Cognitive processes and biases influence the way even keen observers of the marine environment attribute the causes of change. A good example of this is in one of the better-documented fingerprints of climate change: the altering geographical distribution of certain marine species – known as range shifts.
As well as the biological and physical changes, range shifts may also have a dramatic effect on the distribution of economic, social, and cultural opportunities. The shifts challenge the capacity of those who use marine resources to adapt to a changing climate as well as the ability of managers to bring adaptation plans into effect.

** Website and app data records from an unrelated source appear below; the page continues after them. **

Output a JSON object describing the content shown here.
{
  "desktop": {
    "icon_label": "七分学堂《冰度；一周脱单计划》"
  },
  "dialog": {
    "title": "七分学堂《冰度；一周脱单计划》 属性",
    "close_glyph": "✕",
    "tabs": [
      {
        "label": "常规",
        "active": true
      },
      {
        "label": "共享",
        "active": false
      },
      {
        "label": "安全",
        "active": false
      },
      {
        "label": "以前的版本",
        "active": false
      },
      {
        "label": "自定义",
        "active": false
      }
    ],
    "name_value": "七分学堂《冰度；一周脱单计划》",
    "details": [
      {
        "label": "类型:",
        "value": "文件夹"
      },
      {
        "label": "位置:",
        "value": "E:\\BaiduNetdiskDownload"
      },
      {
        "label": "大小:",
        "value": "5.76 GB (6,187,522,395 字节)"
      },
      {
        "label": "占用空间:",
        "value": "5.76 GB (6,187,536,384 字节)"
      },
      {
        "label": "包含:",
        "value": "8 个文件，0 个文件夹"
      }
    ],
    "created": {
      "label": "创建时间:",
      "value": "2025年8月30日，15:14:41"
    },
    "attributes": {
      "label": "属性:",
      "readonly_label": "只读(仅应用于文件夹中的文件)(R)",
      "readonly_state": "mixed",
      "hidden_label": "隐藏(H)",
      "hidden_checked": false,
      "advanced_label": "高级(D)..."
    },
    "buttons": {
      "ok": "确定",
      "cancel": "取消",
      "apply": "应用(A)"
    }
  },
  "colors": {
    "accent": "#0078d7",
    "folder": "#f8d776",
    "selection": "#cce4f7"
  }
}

Notably, a reluctance to attribute such shifts to climate change can undermine the effectiveness of climate change communications, posing a potential barrier to successful adaptation.
As attribution is a powerful predictor of behavioural intention, understanding the cognitive processes that underpin marine resource users’ beliefs about the causes of range shifts is an important topic for research.
In this featured paper, Van Putten et al examine how people who use marine resources attribute range shifts experienced in a climate change hotspot in southeast Australia to various climate and non-climate drivers. The researchers find at least three contributing cognitive drivers which help explain this phenomenon. All three play a part in explaining how attribution works and should be considered when planning for stakeholder and management engagement.
Eastern rock lobster